▶ _WHAT YOU NEED TO DO_: You are asked to write out the full listing exactly as it stands.

★ ★ ★ ★

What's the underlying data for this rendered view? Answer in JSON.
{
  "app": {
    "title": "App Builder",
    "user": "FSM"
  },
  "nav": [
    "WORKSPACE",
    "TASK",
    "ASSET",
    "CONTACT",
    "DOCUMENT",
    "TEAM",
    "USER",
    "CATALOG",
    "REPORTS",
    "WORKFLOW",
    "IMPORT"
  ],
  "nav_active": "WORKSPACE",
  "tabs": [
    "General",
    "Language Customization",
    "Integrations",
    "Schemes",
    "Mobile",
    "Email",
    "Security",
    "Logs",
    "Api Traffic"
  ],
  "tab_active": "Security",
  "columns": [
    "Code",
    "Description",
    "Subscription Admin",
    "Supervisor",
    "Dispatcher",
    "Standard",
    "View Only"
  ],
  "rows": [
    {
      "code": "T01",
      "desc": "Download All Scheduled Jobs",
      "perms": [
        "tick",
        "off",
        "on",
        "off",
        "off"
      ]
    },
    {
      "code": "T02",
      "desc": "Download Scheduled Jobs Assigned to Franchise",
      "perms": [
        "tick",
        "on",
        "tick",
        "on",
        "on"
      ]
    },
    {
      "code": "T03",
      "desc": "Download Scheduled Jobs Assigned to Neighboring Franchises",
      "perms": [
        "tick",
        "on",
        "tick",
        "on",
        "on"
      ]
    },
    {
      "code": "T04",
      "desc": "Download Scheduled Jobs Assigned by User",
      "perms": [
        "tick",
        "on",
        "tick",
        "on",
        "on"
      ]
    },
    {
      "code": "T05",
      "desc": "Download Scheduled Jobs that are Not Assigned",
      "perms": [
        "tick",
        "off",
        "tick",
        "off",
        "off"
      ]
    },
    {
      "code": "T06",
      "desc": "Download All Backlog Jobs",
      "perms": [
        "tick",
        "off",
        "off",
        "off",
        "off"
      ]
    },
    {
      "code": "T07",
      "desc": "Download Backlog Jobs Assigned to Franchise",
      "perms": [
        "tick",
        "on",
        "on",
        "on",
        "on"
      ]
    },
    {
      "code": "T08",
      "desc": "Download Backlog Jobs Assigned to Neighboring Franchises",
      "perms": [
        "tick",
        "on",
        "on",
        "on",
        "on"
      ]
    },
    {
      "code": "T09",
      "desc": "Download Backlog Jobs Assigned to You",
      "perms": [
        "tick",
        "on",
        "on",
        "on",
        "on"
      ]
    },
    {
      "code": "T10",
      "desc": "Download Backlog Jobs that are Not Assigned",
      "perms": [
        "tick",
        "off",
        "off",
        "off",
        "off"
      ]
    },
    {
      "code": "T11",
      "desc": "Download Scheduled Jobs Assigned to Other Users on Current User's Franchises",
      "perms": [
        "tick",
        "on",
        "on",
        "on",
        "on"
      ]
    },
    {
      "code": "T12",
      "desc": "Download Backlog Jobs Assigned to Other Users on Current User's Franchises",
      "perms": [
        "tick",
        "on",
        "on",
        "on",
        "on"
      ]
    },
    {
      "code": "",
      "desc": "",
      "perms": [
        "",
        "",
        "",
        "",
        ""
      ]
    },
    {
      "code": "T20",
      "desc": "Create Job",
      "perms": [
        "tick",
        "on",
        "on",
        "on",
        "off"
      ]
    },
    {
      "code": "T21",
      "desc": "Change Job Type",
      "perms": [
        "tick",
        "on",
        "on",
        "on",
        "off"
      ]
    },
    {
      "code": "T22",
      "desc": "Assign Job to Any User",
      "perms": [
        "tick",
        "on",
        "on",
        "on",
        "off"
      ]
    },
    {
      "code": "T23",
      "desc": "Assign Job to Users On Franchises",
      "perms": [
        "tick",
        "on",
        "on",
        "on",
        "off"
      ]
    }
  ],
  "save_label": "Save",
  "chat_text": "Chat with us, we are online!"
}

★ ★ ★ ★

▶ _ANSWER SPACE_:
What's the underlying data for this rendered view? Answer in JSON.
{
  "app": {
    "title": "App Builder",
    "user": "FSM"
  },
  "nav": [
    "WORKSPACE",
    "TASK",
    "ASSET",
    "CONTACT",
    "DOCUMENT",
    "TEAM",
    "USER",
    "CATALOG",
    "REPORTS",
    "WORKFLOW",
    "IMPORT"
  ],
  "nav_active": "WORKSPACE",
  "tabs": [
    "General",
    "Language Customization",
    "Integrations",
    "Schemes",
    "Mobile",
    "Email",
    "Security",
    "Logs",
    "Api Traffic"
  ],
  "tab_active": "Security",
  "columns": [
    "Code",
    "Description",
    "Subscription Admin",
    "Supervisor",
    "Dispatcher",
    "Standard",
    "View Only"
  ],
  "rows": [
    {
      "code": "T01",
      "desc": "Download All Scheduled Jobs",
      "perms": [
        "tick",
        "off",
        "on",
        "off",
        "off"
      ]
    },
    {
      "code": "T02",
      "desc": "Download Scheduled Jobs Assigned to Franchise",
      "perms": [
        "tick",
        "on",
        "tick",
        "on",
        "on"
      ]
    },
    {
      "code": "T03",
      "desc": "Download Scheduled Jobs Assigned to Neighboring Franchises",
      "perms": [
        "tick",
        "on",
        "tick",
        "on",
        "on"
      ]
    },
    {
      "code": "T04",
      "desc": "Download Scheduled Jobs Assigned by User",
      "perms": [
        "tick",
        "on",
        "tick",
        "on",
        "on"
      ]
    },
    {
      "code": "T05",
      "desc": "Download Scheduled Jobs that are Not Assigned",
      "perms": [
        "tick",
        "off",
        "tick",
        "off",
        "off"
      ]
    },
    {
      "code": "T06",
      "desc": "Download All Backlog Jobs",
      "perms": [
        "tick",
        "off",
        "off",
        "off",
        "off"
      ]
    },
    {
      "code": "T07",
      "desc": "Download Backlog Jobs Assigned to Franchise",
      "perms": [
        "tick",
        "on",
        "on",
        "on",
        "on"
      ]
    },
    {
      "code": "T08",
      "desc": "Download Backlog Jobs Assigned to Neighboring Franchises",
      "perms": [
        "tick",
        "on",
        "on",
        "on",
        "on"
      ]
    },
    {
      "code": "T09",
      "desc": "Download Backlog Jobs Assigned to You",
      "perms": [
        "tick",
        "on",
        "on",
        "on",
        "on"
      ]
    },
    {
      "code": "T10",
      "desc": "Download Backlog Jobs that are Not Assigned",
      "perms": [
        "tick",
        "off",
        "off",
        "off",
        "off"
      ]
    },
    {
      "code": "T11",
      "desc": "Download Scheduled Jobs Assigned to Other Users on Current User's Franchises",
      "perms": [
        "tick",
        "on",
        "on",
        "on",
        "on"
      ]
    },
    {
      "code": "T12",
      "desc": "Download Backlog Jobs Assigned to Other Users on Current User's Franchises",
      "perms": [
        "tick",
        "on",
        "on",
        "on",
        "on"
      ]
    },
    {
      "code": "",
      "desc": "",
      "perms": [
        "",
        "",
        "",
        "",
        ""
      ]
    },
    {
      "code": "T20",
      "desc": "Create Job",
      "perms": [
        "tick",
        "on",
        "on",
        "on",
        "off"
      ]
    },
    {
      "code": "T21",
      "desc": "Change Job Type",
      "perms": [
        "tick",
        "on",
        "on",
        "on",
        "off"
      ]
    },
    {
      "code": "T22",
      "desc": "Assign Job to Any User",
      "perms": [
        "tick",
        "on",
        "on",
        "on",
        "off"
      ]
    },
    {
      "code": "T23",
      "desc": "Assign Job to Users On Franchises",
      "perms": [
        "tick",
        "on",
        "on",
        "on",
        "off"
      ]
    }
  ],
  "save_label": "Save",
  "chat_text": "Chat with us, we are online!"
}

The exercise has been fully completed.